The updated numbers show that

it is on average of 23% less expensive in Boston to rent and 33.1% nationwide! Home values in Boston have increased 7% since 2016.

A study by GoBankingRates looked at the cost of renting vs. owning a home at the state level and concluded that in 39 states, it is actually ‘a little’ or ‘a lot’ cheaper to own (represented by the two shades of blue in the map below).


Nationally, home prices have been tracking steadily higher over the past four years.  One of the main reasons owning a home has remained significantly cheaper than renting is the fact that interest rates have remained at or near historic lows. Freddie Mac reports that the current interest rate on a 30-year fixed rate mortgage is 3.91%.

Nationally, rates would have to reach 9.1%, a 128% increase over today’s average of 4.0%, for renting to be cheaper than buying. Rates haven’t been that high since January of 1995, according to Freddie Mac.

Bottom Line

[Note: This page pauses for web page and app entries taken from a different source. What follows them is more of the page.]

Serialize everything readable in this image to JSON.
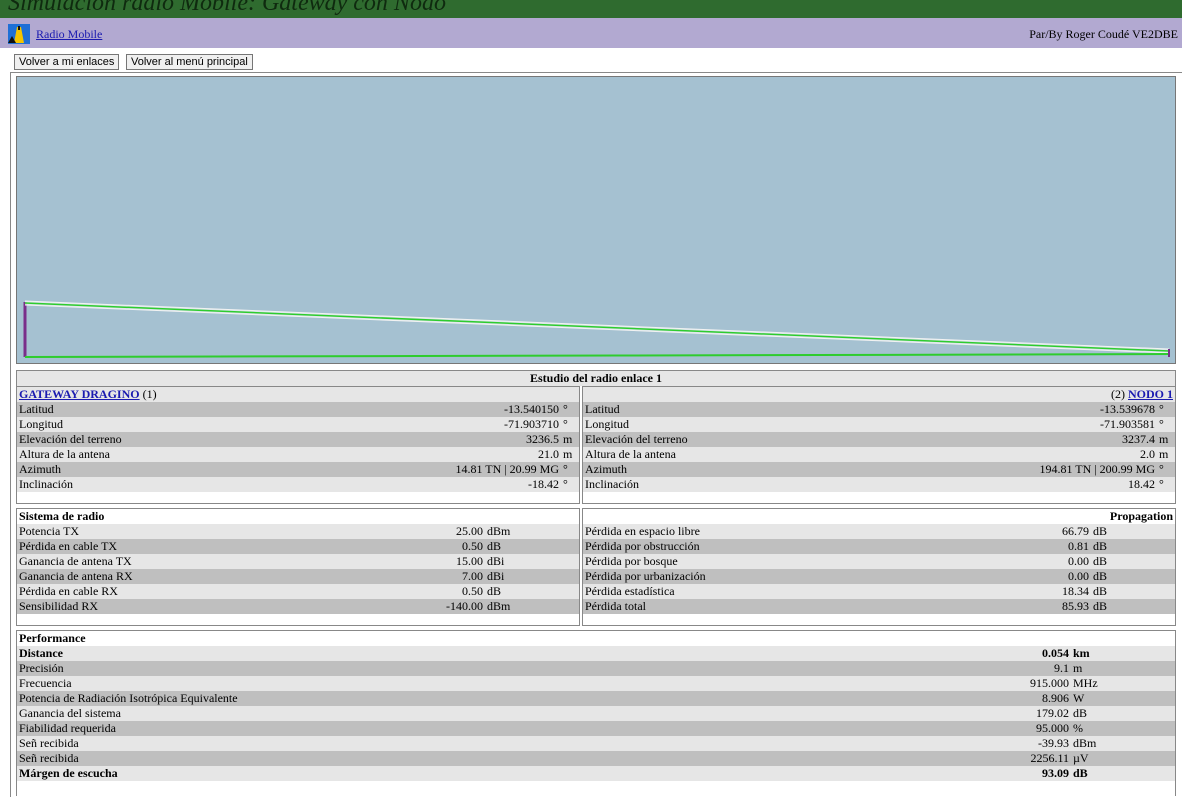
{
  "page": {
    "banner_title": "Simulación radio Mobile: Gateway con Nodo"
  },
  "header": {
    "app_link": "Radio Mobile",
    "author": "Par/By Roger Coudé VE2DBE"
  },
  "nav": {
    "back_links": "Volver a mi enlaces",
    "back_menu": "Volver al menú principal"
  },
  "study": {
    "title": "Estudio del radio enlace 1",
    "left": {
      "name": "GATEWAY DRAGINO",
      "index": "(1)",
      "rows": [
        {
          "label": "Latitud",
          "value": "-13.540150",
          "unit": "°"
        },
        {
          "label": "Longitud",
          "value": "-71.903710",
          "unit": "°"
        },
        {
          "label": "Elevación del terreno",
          "value": "3236.5",
          "unit": "m"
        },
        {
          "label": "Altura de la antena",
          "value": "21.0",
          "unit": "m"
        },
        {
          "label": "Azimuth",
          "value": "14.81 TN | 20.99 MG",
          "unit": "°"
        },
        {
          "label": "Inclinación",
          "value": "-18.42",
          "unit": "°"
        }
      ]
    },
    "right": {
      "name": "NODO 1",
      "index": "(2)",
      "rows": [
        {
          "label": "Latitud",
          "value": "-13.539678",
          "unit": "°"
        },
        {
          "label": "Longitud",
          "value": "-71.903581",
          "unit": "°"
        },
        {
          "label": "Elevación del terreno",
          "value": "3237.4",
          "unit": "m"
        },
        {
          "label": "Altura de la antena",
          "value": "2.0",
          "unit": "m"
        },
        {
          "label": "Azimuth",
          "value": "194.81 TN | 200.99 MG",
          "unit": "°"
        },
        {
          "label": "Inclinación",
          "value": "18.42",
          "unit": "°"
        }
      ]
    }
  },
  "radio": {
    "title": "Sistema de radio",
    "rows": [
      {
        "label": "Potencia TX",
        "value": "25.00",
        "unit": "dBm"
      },
      {
        "label": "Pérdida en cable TX",
        "value": "0.50",
        "unit": "dB"
      },
      {
        "label": "Ganancia de antena TX",
        "value": "15.00",
        "unit": "dBi"
      },
      {
        "label": "Ganancia de antena RX",
        "value": "7.00",
        "unit": "dBi"
      },
      {
        "label": "Pérdida en cable RX",
        "value": "0.50",
        "unit": "dB"
      },
      {
        "label": "Sensibilidad RX",
        "value": "-140.00",
        "unit": "dBm"
      }
    ]
  },
  "propagation": {
    "title": "Propagation",
    "rows": [
      {
        "label": "Pérdida en espacio libre",
        "value": "66.79",
        "unit": "dB"
      },
      {
        "label": "Pérdida por obstrucción",
        "value": "0.81",
        "unit": "dB"
      },
      {
        "label": "Pérdida por bosque",
        "value": "0.00",
        "unit": "dB"
      },
      {
        "label": "Pérdida por urbanización",
        "value": "0.00",
        "unit": "dB"
      },
      {
        "label": "Pérdida estadística",
        "value": "18.34",
        "unit": "dB"
      },
      {
        "label": "Pérdida total",
        "value": "85.93",
        "unit": "dB"
      }
    ]
  },
  "performance": {
    "title": "Performance",
    "rows": [
      {
        "label": "Distance",
        "value": "0.054",
        "unit": "km",
        "bold": true
      },
      {
        "label": "Precisión",
        "value": "9.1",
        "unit": "m"
      },
      {
        "label": "Frecuencia",
        "value": "915.000",
        "unit": "MHz"
      },
      {
        "label": "Potencia de Radiación Isotrópica Equivalente",
        "value": "8.906",
        "unit": "W"
      },
      {
        "label": "Ganancia del sistema",
        "value": "179.02",
        "unit": "dB"
      },
      {
        "label": "Fiabilidad requerida",
        "value": "95.000",
        "unit": "%"
      },
      {
        "label": "Señ recibida",
        "value": "-39.93",
        "unit": "dBm"
      },
      {
        "label": "Señ recibida",
        "value": "2256.11",
        "unit": "µV"
      },
      {
        "label": "Márgen de escucha",
        "value": "93.09",
        "unit": "dB",
        "bold": true
      }
    ]
  },
  "colors": {
    "header_bg": "#b2a9d1",
    "profile_bg": "#a5c1d1",
    "link": "#1a1ab0",
    "terrain": "#2ecc2e"
  }
}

Buying a home makes sense socially and financially. If you are one of the many renters who would like to evaluate your ability to buy this year, let’s get together and find you your dream home.

Samantha Jason, Realtor

William Raveis Boston

16 Clarendon Street, South End

Pre-Construction sales underway at 65 Green Street

The Residential Group at William Raveis Real Estate has been selected as the exclusive sales and marketing team for 65 Green Street in Jamaica Plain.

Developed by Watermark Development, this new construction 8 unit development combines the quality craftsmanship that Watermark is known for with open floorplans, exceptional outdoor living spaces and garage parking, all in one of JP’s most coveted locations.

“Reservations are coming in before we even officially hit the market” said Mark Hand, Associate Partner from The Residential Group.  “Buyers love the location and layouts, and the developer has not cut one corner in selecting high-end designer finishes.  The end product is sure to be among JP’s finest.”

Occupancy is slated for Winter 2017.  For more information, visit www.liveat65green.com